▶ EXERCISE:
Collect every line in the records below that contains the word "image".

▶ AVAILABLE DATA:
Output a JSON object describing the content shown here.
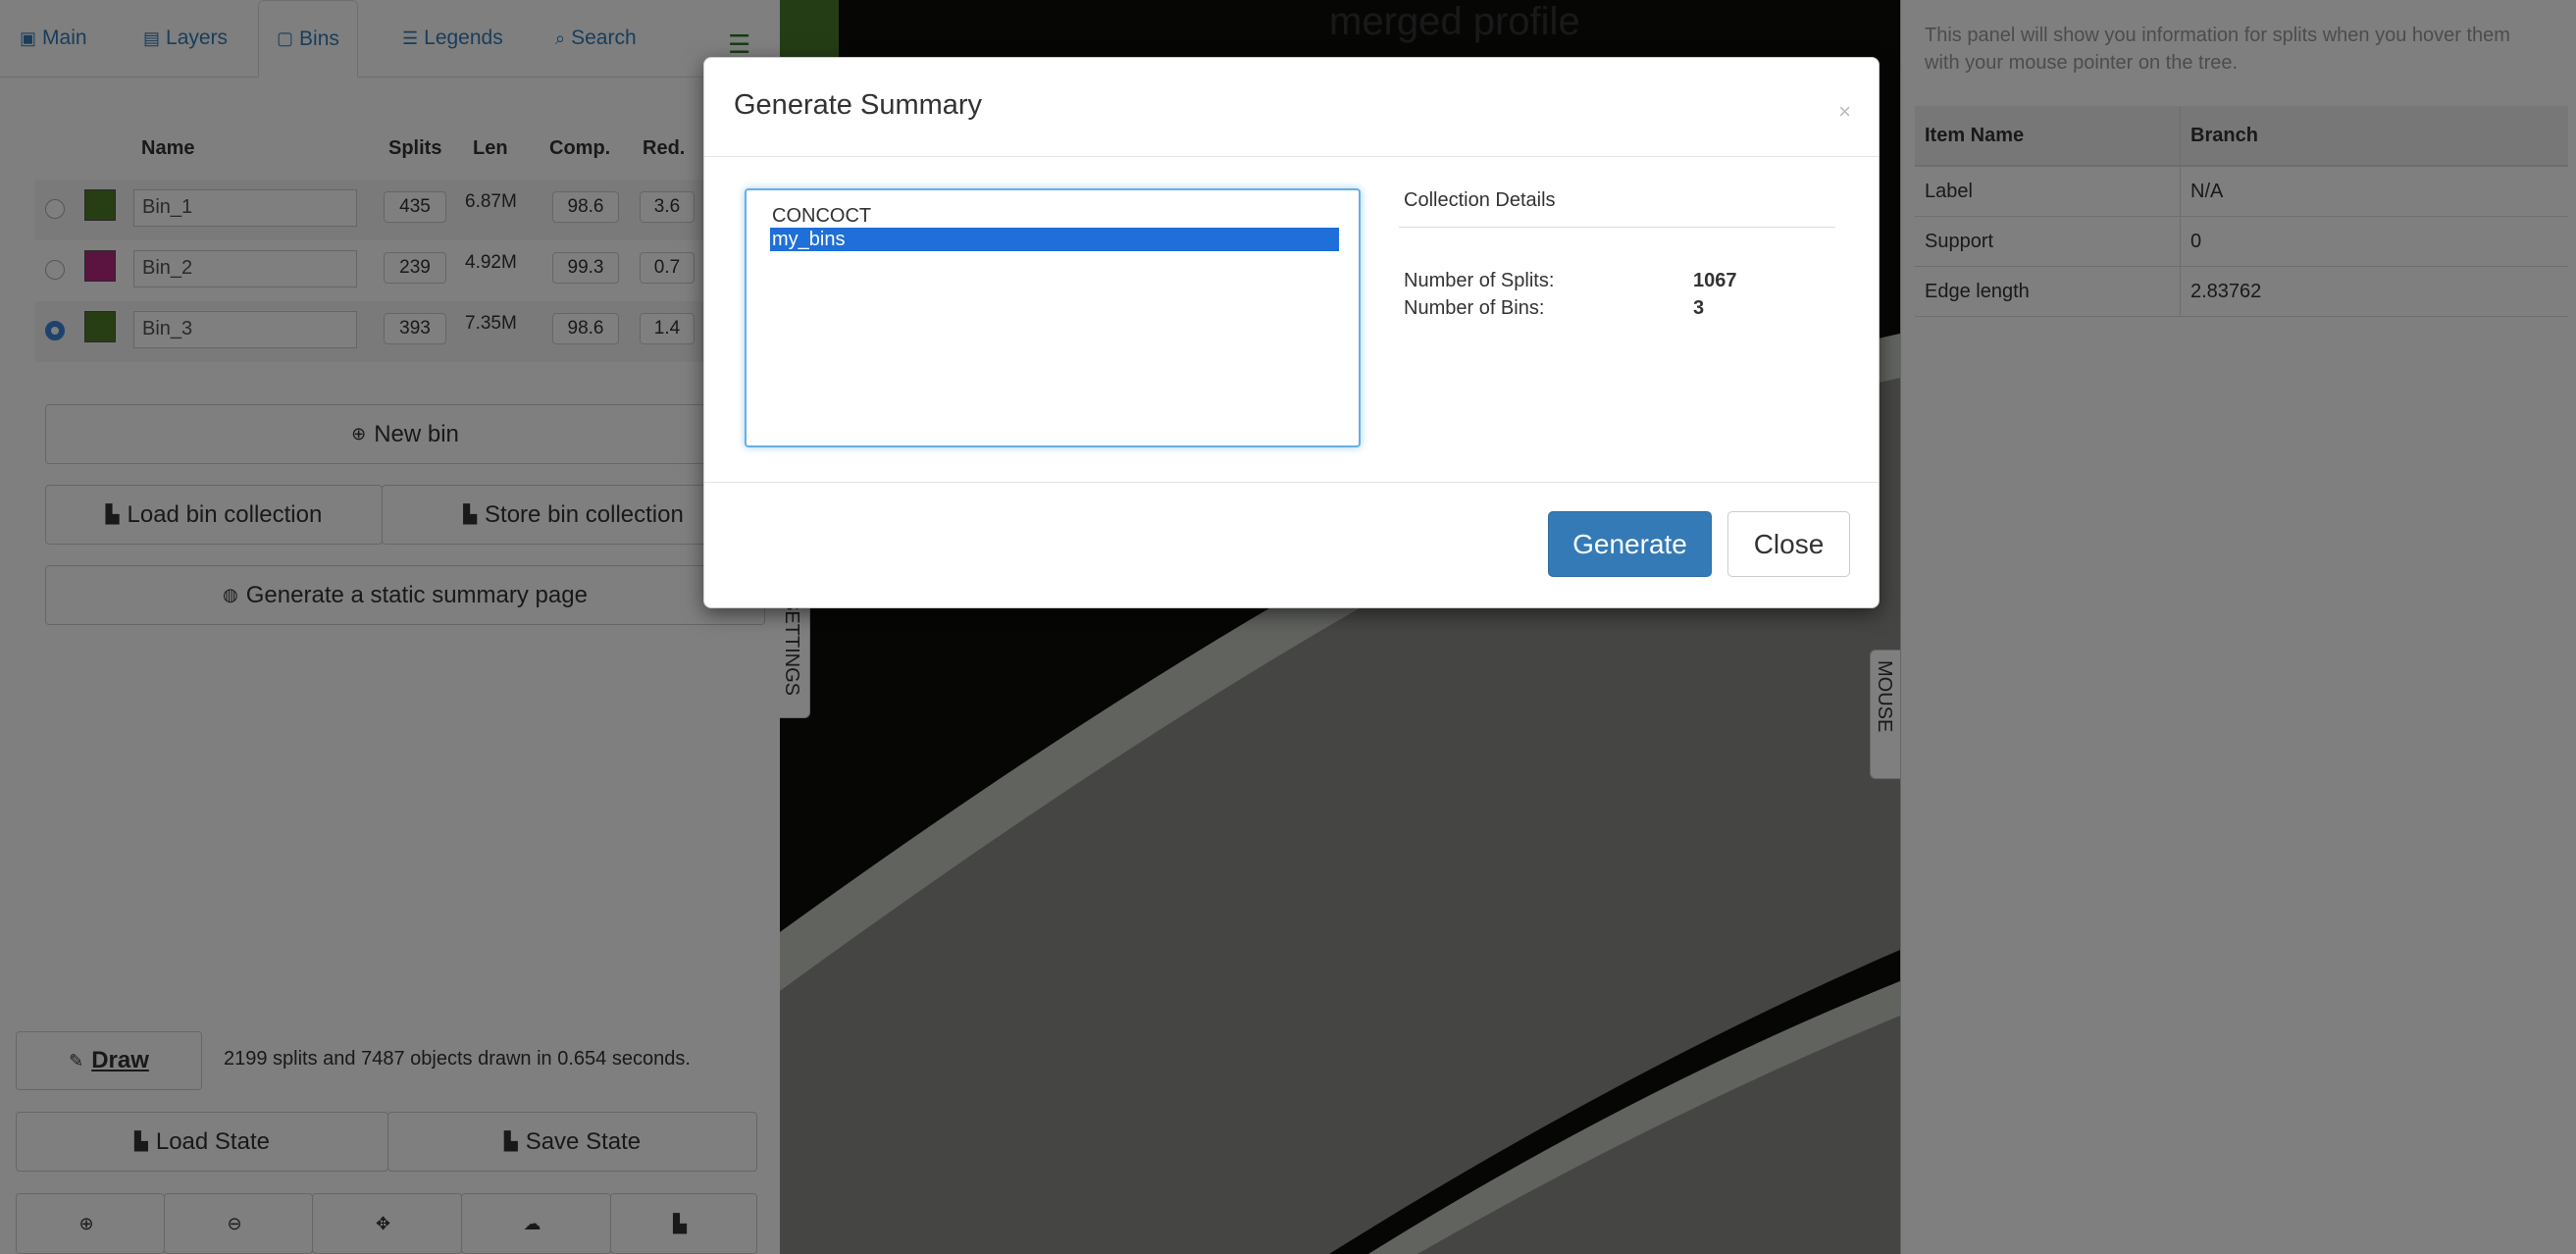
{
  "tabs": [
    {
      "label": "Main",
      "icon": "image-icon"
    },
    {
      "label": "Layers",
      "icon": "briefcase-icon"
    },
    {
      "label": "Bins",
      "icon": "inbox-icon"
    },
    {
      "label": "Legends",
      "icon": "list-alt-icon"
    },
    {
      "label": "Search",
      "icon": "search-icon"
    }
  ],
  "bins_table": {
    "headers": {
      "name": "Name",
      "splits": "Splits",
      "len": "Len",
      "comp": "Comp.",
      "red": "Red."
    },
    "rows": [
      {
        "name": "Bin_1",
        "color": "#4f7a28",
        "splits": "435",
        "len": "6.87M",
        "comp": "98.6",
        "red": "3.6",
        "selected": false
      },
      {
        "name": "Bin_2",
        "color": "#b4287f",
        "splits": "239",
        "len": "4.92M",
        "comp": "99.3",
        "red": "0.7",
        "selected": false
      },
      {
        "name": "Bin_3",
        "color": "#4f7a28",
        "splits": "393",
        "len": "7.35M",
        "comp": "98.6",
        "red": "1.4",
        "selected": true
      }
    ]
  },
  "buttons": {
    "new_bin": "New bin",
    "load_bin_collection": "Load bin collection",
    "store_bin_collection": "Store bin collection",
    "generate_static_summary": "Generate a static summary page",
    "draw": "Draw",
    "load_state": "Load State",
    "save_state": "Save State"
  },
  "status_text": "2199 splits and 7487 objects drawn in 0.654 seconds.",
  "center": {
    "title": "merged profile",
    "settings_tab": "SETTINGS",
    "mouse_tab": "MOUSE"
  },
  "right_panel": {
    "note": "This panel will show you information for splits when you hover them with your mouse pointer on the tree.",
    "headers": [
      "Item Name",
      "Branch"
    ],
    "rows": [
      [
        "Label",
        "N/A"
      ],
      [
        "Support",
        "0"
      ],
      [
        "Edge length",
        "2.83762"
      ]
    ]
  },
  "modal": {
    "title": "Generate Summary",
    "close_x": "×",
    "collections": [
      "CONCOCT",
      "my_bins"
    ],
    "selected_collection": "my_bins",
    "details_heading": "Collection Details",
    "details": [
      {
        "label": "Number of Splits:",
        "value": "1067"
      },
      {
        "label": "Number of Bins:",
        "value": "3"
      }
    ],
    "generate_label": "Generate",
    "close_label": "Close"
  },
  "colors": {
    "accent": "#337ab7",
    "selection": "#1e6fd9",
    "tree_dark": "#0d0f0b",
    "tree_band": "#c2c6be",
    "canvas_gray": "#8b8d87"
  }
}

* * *

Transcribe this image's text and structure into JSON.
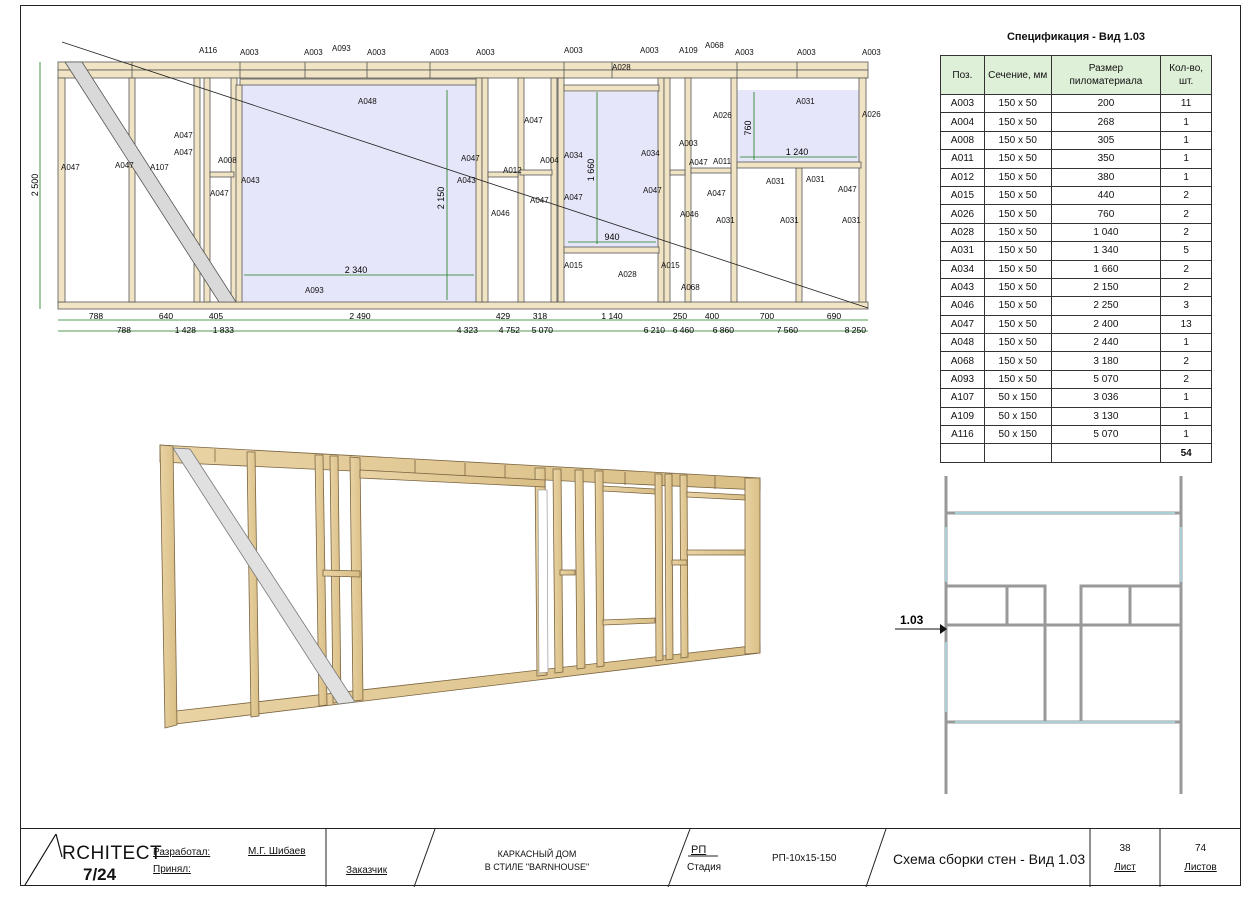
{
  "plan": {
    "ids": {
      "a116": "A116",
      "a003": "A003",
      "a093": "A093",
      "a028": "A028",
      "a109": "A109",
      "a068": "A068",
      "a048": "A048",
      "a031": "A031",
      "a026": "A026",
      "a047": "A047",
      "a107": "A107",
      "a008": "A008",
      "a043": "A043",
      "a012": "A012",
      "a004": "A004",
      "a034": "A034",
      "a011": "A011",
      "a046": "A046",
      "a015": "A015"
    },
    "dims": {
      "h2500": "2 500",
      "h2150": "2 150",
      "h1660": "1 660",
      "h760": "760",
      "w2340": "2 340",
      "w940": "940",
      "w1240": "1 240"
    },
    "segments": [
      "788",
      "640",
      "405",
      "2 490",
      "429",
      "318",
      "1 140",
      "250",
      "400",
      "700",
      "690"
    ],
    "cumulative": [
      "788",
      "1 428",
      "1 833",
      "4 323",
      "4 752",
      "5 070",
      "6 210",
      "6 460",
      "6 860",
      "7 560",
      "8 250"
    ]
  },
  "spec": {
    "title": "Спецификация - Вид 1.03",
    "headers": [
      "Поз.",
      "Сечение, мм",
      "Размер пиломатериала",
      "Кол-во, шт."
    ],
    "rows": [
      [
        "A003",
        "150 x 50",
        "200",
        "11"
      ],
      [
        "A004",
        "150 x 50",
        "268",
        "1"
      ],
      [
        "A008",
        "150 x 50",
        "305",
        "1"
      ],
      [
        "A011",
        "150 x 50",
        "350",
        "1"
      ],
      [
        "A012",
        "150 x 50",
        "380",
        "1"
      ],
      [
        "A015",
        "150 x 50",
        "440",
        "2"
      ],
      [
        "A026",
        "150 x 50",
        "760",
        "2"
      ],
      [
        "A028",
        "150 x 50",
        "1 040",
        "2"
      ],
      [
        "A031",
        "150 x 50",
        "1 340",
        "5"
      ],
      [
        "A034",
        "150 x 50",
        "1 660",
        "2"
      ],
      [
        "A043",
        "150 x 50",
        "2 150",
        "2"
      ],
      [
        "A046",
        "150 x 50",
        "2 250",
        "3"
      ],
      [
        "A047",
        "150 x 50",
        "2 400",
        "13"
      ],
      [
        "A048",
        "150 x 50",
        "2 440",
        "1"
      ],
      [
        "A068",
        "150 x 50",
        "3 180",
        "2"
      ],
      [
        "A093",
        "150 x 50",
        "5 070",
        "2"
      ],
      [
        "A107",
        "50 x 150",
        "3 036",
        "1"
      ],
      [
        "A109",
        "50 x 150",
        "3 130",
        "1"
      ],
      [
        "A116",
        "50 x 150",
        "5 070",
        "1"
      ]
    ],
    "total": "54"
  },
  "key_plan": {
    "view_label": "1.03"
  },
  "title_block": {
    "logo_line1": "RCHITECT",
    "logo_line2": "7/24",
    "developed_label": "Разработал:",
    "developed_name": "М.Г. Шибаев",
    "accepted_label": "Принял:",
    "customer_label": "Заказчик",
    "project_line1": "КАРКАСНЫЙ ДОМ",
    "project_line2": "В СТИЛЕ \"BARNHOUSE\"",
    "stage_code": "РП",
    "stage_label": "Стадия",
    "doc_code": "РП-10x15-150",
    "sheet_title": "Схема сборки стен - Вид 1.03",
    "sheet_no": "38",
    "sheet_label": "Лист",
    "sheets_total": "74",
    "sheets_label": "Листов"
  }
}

▶ WRITTEN SOLUTION:
      "icon": "image-icon"
Transcribe this image's text and structure into JSON.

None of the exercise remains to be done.